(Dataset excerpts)
+++++

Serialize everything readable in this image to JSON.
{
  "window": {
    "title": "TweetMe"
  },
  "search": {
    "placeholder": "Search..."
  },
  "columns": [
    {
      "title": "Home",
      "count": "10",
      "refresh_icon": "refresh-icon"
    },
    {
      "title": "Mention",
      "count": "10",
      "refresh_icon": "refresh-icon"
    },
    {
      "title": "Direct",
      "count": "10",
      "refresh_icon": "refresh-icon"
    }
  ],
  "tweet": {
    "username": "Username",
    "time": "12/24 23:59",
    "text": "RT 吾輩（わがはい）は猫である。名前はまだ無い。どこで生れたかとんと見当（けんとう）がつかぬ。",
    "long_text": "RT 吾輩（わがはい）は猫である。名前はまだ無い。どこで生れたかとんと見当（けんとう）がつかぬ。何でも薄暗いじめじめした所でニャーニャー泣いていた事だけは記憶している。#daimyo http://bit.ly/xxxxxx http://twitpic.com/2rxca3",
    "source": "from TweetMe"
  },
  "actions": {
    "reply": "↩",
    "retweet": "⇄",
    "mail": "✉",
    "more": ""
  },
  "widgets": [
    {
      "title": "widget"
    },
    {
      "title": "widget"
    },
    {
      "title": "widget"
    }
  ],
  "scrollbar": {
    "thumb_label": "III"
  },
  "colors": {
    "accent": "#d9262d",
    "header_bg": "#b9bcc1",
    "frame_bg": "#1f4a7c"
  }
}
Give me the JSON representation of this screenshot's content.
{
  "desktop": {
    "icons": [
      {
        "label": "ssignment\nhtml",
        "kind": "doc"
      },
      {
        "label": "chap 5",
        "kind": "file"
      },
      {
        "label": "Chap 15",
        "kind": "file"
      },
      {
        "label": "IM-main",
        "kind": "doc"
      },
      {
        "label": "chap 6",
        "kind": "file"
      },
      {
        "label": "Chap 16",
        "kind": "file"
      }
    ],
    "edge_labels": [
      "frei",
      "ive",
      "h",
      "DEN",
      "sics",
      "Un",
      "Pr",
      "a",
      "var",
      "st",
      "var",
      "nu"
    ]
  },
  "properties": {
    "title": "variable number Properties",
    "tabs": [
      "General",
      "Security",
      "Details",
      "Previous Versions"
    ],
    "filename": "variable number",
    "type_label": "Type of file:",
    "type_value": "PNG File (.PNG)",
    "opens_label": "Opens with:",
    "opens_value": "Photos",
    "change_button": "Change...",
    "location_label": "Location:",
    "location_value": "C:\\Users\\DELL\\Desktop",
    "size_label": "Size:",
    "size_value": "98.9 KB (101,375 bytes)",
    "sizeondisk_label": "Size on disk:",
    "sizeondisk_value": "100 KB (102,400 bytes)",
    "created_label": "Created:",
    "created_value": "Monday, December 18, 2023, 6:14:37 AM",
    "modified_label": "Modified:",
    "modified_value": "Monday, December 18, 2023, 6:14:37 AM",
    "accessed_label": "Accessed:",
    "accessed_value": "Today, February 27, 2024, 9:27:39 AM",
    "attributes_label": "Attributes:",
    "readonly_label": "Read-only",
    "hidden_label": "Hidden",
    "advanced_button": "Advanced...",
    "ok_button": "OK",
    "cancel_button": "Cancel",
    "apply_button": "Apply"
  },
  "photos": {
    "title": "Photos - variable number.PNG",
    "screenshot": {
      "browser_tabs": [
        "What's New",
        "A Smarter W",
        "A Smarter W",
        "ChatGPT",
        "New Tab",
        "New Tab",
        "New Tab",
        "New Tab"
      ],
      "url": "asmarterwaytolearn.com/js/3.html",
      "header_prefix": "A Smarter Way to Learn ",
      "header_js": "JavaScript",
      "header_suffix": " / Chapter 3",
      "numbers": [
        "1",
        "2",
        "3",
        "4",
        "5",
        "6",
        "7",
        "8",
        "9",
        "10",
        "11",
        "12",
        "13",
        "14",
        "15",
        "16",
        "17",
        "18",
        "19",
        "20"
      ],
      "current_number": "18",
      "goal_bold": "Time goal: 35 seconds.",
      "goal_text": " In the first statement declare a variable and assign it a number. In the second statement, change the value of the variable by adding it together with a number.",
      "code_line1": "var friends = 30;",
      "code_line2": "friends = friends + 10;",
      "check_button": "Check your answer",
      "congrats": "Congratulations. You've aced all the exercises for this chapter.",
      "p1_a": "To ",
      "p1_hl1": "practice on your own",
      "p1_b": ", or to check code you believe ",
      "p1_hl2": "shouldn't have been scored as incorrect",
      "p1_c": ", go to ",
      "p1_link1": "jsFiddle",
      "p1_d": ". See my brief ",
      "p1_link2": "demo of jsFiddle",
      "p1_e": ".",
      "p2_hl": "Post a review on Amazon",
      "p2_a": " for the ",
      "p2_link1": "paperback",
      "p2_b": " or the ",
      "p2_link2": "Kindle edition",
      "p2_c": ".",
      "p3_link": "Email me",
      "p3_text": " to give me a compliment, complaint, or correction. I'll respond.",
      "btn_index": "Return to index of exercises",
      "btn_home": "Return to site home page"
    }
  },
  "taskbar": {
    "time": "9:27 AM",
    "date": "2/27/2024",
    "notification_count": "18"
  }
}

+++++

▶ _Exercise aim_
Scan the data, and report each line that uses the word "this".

▶ _Reply to the task_
Serialize everything readable in this image to JSON.
Give me the JSON representation of this screenshot's content.
      "congrats": "Congratulations. You've aced all the exercises for this chapter.",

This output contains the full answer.